Where to eat on Con Son
The main town on Con Son is super small – like really small. There are a handful of seafood restaurants and local Vietnamese eateries. There is also a night market with a few food stalls and a wet market to purchase fruits and veggies. Additionally, there are two western-oriented restaurants in town. Because I’m a vegetarian I had a bit of a hard time on Con Son, but most people should be just fine.
Options are scarce and the quality low, but there are a few great options for vegetarians and carnivores alike. I alternated between the following places during my five days on the island.
Bar 200: This place is so amazing. It’s owned by a super-friendly and knowledgeable expat. He makes his own bread and pizza dough and his pizzas are literally the best I’ve had in a really long time. (I highly suggest the cheese pizza with blue cheese!) The western breakfasts are huge and delicious. Most foreigners eat here once or twice a day. It’s really that good.
Thuba: This is a super popular seafood restaurant in the heart of town. It’s always packed with tourists and locals and it has plenty of vegetarian options. The friendly owner speaks perfect English so she can help with orders, especially helpful for vegetarians and vegans.
Infinity: This place is super trendy. It’s a great place to chill out with a coffee beverage or grab a meal. I won’t say it was my favorite place to eat, mainly because the portions were small and the prices high. For western food I’d definitely recommend Bar 200, but options are limited on the island, so it’s nice to mix things up.
Note: If you’re a vegetarian or vegan traveling to the Con Dao Islands, read this vegan guide to Con Son. It saved my life!
Where to stay on Con Son
I had read that there were only a handful of places to stay on Con Son Island but I was actually surprised at how many options there were once I landed there. Because I was there over New Year’s things were pretty booked up on Agoda. There were three options left in downtown Con Son, so I opted for Xuan Anh Hotel for $17 a night. I thought it would be awful, but it was awesome for a budget hotel. We had great views of the hills and the room was an excellent value.
If you have money to burn, Six Senses Resort appears to be the place to be – thought it’s definitely out of my price range! Even Angelina Jolie and Brad Pitt stayed there.

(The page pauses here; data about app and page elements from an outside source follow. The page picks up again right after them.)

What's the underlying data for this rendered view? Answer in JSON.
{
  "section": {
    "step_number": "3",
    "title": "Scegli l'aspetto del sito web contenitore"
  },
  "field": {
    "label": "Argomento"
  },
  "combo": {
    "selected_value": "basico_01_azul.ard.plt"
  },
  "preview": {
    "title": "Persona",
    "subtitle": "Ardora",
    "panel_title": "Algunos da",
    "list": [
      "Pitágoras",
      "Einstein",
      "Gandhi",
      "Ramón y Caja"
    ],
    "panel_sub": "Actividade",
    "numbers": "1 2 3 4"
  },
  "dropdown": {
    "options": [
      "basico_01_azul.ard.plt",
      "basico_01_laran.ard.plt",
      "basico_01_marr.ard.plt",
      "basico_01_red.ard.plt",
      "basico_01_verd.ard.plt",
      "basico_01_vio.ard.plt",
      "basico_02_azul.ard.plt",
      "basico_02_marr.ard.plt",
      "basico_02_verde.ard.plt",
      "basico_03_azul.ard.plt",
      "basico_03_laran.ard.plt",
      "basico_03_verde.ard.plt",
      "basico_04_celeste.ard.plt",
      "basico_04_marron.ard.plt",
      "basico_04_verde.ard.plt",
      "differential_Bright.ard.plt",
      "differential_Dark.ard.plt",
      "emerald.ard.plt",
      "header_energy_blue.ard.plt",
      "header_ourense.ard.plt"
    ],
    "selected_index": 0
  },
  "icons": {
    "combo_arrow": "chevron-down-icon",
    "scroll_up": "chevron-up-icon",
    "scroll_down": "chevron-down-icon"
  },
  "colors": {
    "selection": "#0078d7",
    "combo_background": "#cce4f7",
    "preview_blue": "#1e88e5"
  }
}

And finally, if you want to “camp” beachfront, Con Dao Camping Hotel looked like a really fun option. It’s actually made up of super cute bungalows located on a lovely stretch of beach.

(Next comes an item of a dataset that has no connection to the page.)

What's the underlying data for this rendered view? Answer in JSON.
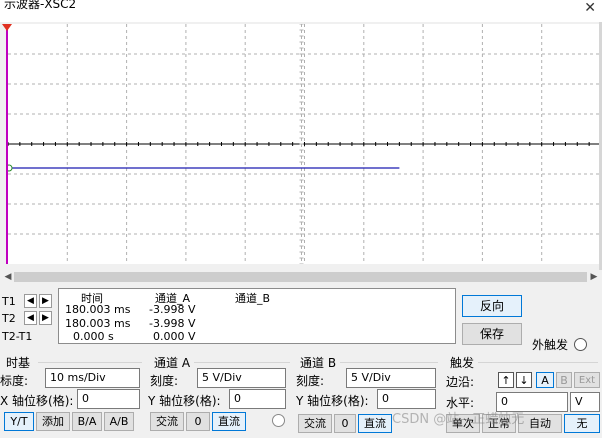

When to visit the Con Dao Islands
I honestly believe these islands are magical no matter when you visit them. But I can understand why many would be disappointed with the windy conditions I experienced in the winter.
In the winter months – from November through January – the winds really pick up on the Con Dao Islands. The most ideal time to visit is between March and May, when the winds die down and the water is placid. The monsoon season occurs in the summer months, so sporadic rain is to be expected.

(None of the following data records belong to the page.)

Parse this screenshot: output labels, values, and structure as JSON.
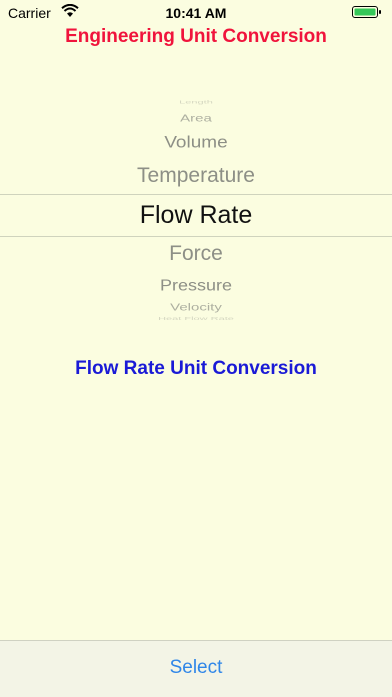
{
  "status_bar": {
    "carrier": "Carrier",
    "time": "10:41 AM"
  },
  "app": {
    "title": "Engineering Unit Conversion",
    "subtitle": "Flow Rate Unit Conversion"
  },
  "picker": {
    "items": [
      "Length",
      "Area",
      "Volume",
      "Temperature",
      "Flow Rate",
      "Force",
      "Pressure",
      "Velocity",
      "Heat Flow Rate"
    ],
    "selected": "Flow Rate"
  },
  "toolbar": {
    "select_label": "Select"
  },
  "colors": {
    "background": "#fbfde0",
    "title": "#f0143c",
    "subtitle": "#1a1ad6",
    "button": "#2f86e8"
  }
}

Is it worth visiting the Con Dao Islands in the winter?
My answers is yes. I’m sure others might disagree with me. I was there in late-December and the winds were pretty intense the entire of time. To be fair, I think I was there during an exceptionally windy few days. There were gusts of up to 35 mph. I was fine with it, because I knew what to expect. I definitely don’t regret visiting Con Dao when I did!
OK, I think that about sums it up. I hope this guide helps!
Have you heard of Vietnam’s Con Dao Islands? Do you think you’d like to visit?